Another drug, NKTR-214, is an en­gin­eered ver­sion of the in­flam­mat­ory cy­tokine IL-2, de­signed to loc­al­ize more ef­fect­ively to tu­mors. The IL-2 core is at­tached to a chain of poly­ethyl­ene gly­cols, which re­lease slowly in the body, pref­er­en­tially ac­tiv­at­ing the tu­mor-killing re­cept­ors for IL-2 and res­ult­ing in 500x higher con­cen­tra­tions in tu­mors than a sim­ilar quant­ity of IL-2 alone. This is the tu­mor-loc­al­iz­ing prop­erty that could make in­flam­mat­ory cy­tokines safe.

In pa­tients with ad­vanced or meta­static solid tu­mors, pre­vi­ously treated with PD-1 in­hib­it­ors, NKTR-214 res­ul­ted in 23% of pa­tients ex­per­i­en­cing par­tial tu­mor re­gres­sion.

While this still doesn’t mean much chance of re­cov­ery, it’s still not­able — _any _treat­ment for ad­vanced can­cers with more than a 20% re­sponse rate is re­mark­able. (Chemo­ther­apy usu­ally pro­duces par­tial re­sponse rates in the 2-20% range for meta­static can­cers, de­pend­ing on can­cer type and drug re­gi­men.)

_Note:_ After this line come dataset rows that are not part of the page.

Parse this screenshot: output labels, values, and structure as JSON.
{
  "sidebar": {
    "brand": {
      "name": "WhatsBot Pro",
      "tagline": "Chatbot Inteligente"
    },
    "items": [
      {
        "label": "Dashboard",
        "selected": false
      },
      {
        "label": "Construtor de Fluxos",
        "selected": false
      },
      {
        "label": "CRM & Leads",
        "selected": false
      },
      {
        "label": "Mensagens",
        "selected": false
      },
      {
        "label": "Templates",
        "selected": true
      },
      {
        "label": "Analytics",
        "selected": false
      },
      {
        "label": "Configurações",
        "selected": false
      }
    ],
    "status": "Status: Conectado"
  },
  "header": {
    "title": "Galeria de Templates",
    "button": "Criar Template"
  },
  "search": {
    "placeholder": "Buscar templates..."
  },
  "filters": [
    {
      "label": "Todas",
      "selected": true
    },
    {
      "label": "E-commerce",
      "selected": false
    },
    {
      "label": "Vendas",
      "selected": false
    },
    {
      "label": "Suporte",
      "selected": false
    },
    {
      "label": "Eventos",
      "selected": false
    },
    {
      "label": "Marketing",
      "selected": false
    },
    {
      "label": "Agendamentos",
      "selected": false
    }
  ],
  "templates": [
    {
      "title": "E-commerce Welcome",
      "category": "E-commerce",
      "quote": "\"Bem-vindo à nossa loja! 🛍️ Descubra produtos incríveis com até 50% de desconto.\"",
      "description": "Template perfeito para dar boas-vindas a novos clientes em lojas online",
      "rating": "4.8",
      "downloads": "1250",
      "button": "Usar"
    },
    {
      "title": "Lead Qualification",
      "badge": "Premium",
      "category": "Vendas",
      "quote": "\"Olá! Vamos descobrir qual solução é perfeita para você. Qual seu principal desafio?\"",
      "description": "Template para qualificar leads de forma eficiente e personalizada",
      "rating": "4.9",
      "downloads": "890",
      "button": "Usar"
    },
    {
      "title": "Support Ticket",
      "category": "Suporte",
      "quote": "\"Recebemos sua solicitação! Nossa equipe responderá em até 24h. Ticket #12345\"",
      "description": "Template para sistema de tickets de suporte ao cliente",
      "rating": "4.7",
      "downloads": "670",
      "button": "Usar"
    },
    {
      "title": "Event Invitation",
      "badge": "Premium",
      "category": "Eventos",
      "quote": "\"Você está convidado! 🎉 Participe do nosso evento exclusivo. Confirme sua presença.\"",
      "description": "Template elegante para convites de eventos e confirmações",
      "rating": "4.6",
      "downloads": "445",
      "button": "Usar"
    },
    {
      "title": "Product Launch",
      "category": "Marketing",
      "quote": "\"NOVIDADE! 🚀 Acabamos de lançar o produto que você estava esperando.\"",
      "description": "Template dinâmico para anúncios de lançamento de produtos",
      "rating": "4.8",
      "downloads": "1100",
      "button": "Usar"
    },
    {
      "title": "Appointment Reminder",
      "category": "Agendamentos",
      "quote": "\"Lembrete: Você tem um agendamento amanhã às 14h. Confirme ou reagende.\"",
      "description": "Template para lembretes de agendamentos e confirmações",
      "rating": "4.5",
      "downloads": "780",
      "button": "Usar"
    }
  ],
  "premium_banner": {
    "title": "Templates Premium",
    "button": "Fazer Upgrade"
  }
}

It’s early days yet, but I con­tinue to think that im­mun­os­tim­u­lants have a lot of po­ten­tial in can­cer treat­ment.

Moreover, I think this is a little bit of evid­ence against the fre­quently heard claim that it’s im­possible to “pick win­ners” in bi­otech.

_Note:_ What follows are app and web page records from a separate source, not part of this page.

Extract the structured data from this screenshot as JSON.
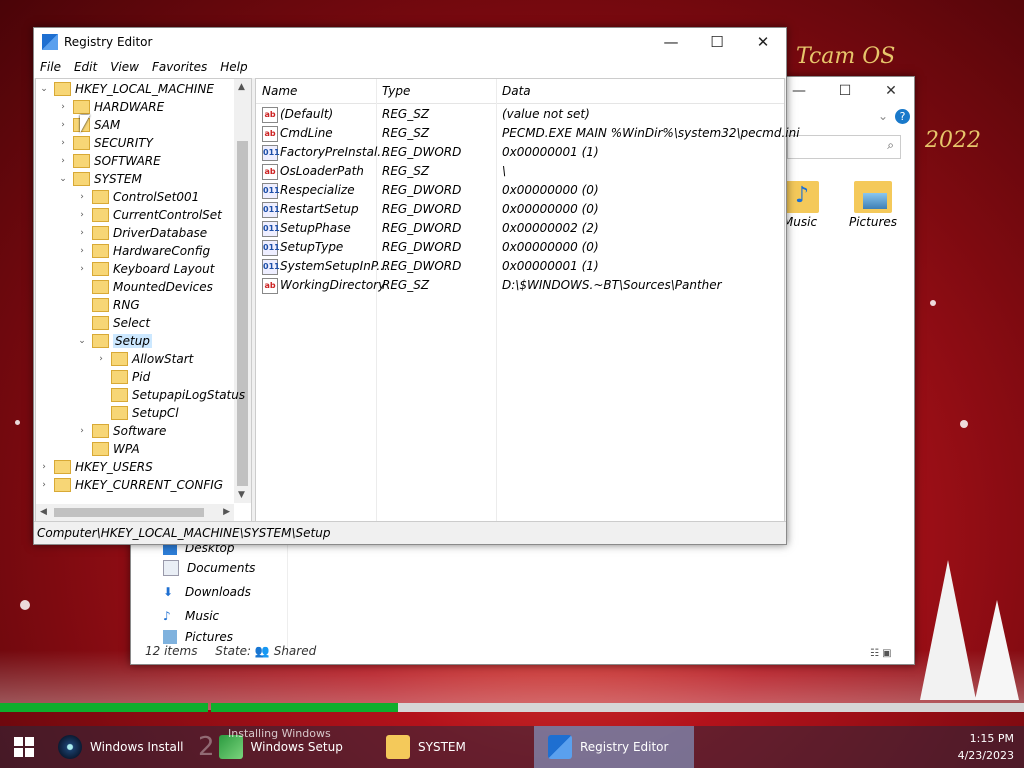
{
  "wallpaper": {
    "text_top": "Tcam OS",
    "text_year": "2022"
  },
  "explorer": {
    "icons": [
      {
        "label": "Music"
      },
      {
        "label": "Pictures"
      }
    ],
    "nav": [
      "Desktop",
      "Documents",
      "Downloads",
      "Music",
      "Pictures"
    ],
    "status_items": "12 items",
    "status_state_label": "State:",
    "status_state_value": "Shared"
  },
  "regedit": {
    "title": "Registry Editor",
    "menu": [
      "File",
      "Edit",
      "View",
      "Favorites",
      "Help"
    ],
    "tree": [
      {
        "label": "HKEY_LOCAL_MACHINE",
        "level": 0,
        "exp": "v"
      },
      {
        "label": "HARDWARE",
        "level": 1,
        "exp": ">"
      },
      {
        "label": "SAM",
        "level": 1,
        "exp": ">"
      },
      {
        "label": "SECURITY",
        "level": 1,
        "exp": ">"
      },
      {
        "label": "SOFTWARE",
        "level": 1,
        "exp": ">"
      },
      {
        "label": "SYSTEM",
        "level": 1,
        "exp": "v"
      },
      {
        "label": "ControlSet001",
        "level": 2,
        "exp": ">"
      },
      {
        "label": "CurrentControlSet",
        "level": 2,
        "exp": ">"
      },
      {
        "label": "DriverDatabase",
        "level": 2,
        "exp": ">"
      },
      {
        "label": "HardwareConfig",
        "level": 2,
        "exp": ">"
      },
      {
        "label": "Keyboard Layout",
        "level": 2,
        "exp": ">"
      },
      {
        "label": "MountedDevices",
        "level": 2,
        "exp": ""
      },
      {
        "label": "RNG",
        "level": 2,
        "exp": ""
      },
      {
        "label": "Select",
        "level": 2,
        "exp": ""
      },
      {
        "label": "Setup",
        "level": 2,
        "exp": "v",
        "selected": true
      },
      {
        "label": "AllowStart",
        "level": 3,
        "exp": ">"
      },
      {
        "label": "Pid",
        "level": 3,
        "exp": ""
      },
      {
        "label": "SetupapiLogStatus",
        "level": 3,
        "exp": ""
      },
      {
        "label": "SetupCl",
        "level": 3,
        "exp": ""
      },
      {
        "label": "Software",
        "level": 2,
        "exp": ">"
      },
      {
        "label": "WPA",
        "level": 2,
        "exp": ""
      },
      {
        "label": "HKEY_USERS",
        "level": 0,
        "exp": ">"
      },
      {
        "label": "HKEY_CURRENT_CONFIG",
        "level": 0,
        "exp": ">"
      }
    ],
    "columns": [
      "Name",
      "Type",
      "Data"
    ],
    "values": [
      {
        "name": "(Default)",
        "type": "REG_SZ",
        "data": "(value not set)",
        "icon": "sz"
      },
      {
        "name": "CmdLine",
        "type": "REG_SZ",
        "data": "PECMD.EXE MAIN %WinDir%\\system32\\pecmd.ini",
        "icon": "sz"
      },
      {
        "name": "FactoryPreInstal...",
        "type": "REG_DWORD",
        "data": "0x00000001 (1)",
        "icon": "dw"
      },
      {
        "name": "OsLoaderPath",
        "type": "REG_SZ",
        "data": "\\",
        "icon": "sz"
      },
      {
        "name": "Respecialize",
        "type": "REG_DWORD",
        "data": "0x00000000 (0)",
        "icon": "dw"
      },
      {
        "name": "RestartSetup",
        "type": "REG_DWORD",
        "data": "0x00000000 (0)",
        "icon": "dw"
      },
      {
        "name": "SetupPhase",
        "type": "REG_DWORD",
        "data": "0x00000002 (2)",
        "icon": "dw"
      },
      {
        "name": "SetupType",
        "type": "REG_DWORD",
        "data": "0x00000000 (0)",
        "icon": "dw"
      },
      {
        "name": "SystemSetupInP...",
        "type": "REG_DWORD",
        "data": "0x00000001 (1)",
        "icon": "dw"
      },
      {
        "name": "WorkingDirectory",
        "type": "REG_SZ",
        "data": "D:\\$WINDOWS.~BT\\Sources\\Panther",
        "icon": "sz"
      }
    ],
    "status_path": "Computer\\HKEY_LOCAL_MACHINE\\SYSTEM\\Setup"
  },
  "progress": [
    0.2,
    0.23
  ],
  "taskbar": {
    "items": [
      {
        "label": "Windows Install"
      },
      {
        "label": "Windows Setup",
        "overlay": "Installing Windows"
      },
      {
        "label": "SYSTEM"
      },
      {
        "label": "Registry Editor",
        "active": true
      }
    ],
    "overlay_digit": "2",
    "time": "1:15 PM",
    "date": "4/23/2023"
  },
  "colors": {
    "progress_fill": "#0fae2d",
    "taskbar_active": "#8cb4e6",
    "selection": "#cce8ff"
  }
}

The con­ven­tional wis­dom is that you can’t know ahead of time which drugs that seem to work in pre­clin­ical stud­ies (in vitro or in mice) will suc­ceed in hu­mans.

Most pre­clin­ical drug can­did­ates _do _fail, it’s true. And there are a lot of reas­ons to ex­pect this: mouse mod­els are not per­fect prox­ies for hu­man dis­eases, ex­per­i­mental er­ror and out­right fraud of­ten make early res­ults un­rep­lic­able, and we don’t un­der­stand all the com­plex­it­ies of bio­chem­istry that might make a pro­posed mech­an­ism fail.

But the prob­ab­il­ity dis­tri­bu­tion over drug can­did­ates can’t be uni­form, or it would have been im­possible to ever de­velop ef­fect­ive drugs! The search space of pos­sibly bio­act­ive mo­lecules is too large, and the cost of ex­per­i­ments too high, to get suc­cesses if drugs were tested truly at ran­dom. We would never have got­ten chemo­ther­apy that way.

I think it’s likely that us­ing the simple heur­istic of “big ef­fects in tough cases point to a real mech­an­ism some­where nearby” gets you bet­ter-than-chance pre­dic­tions of what will work in hu­man tri­als.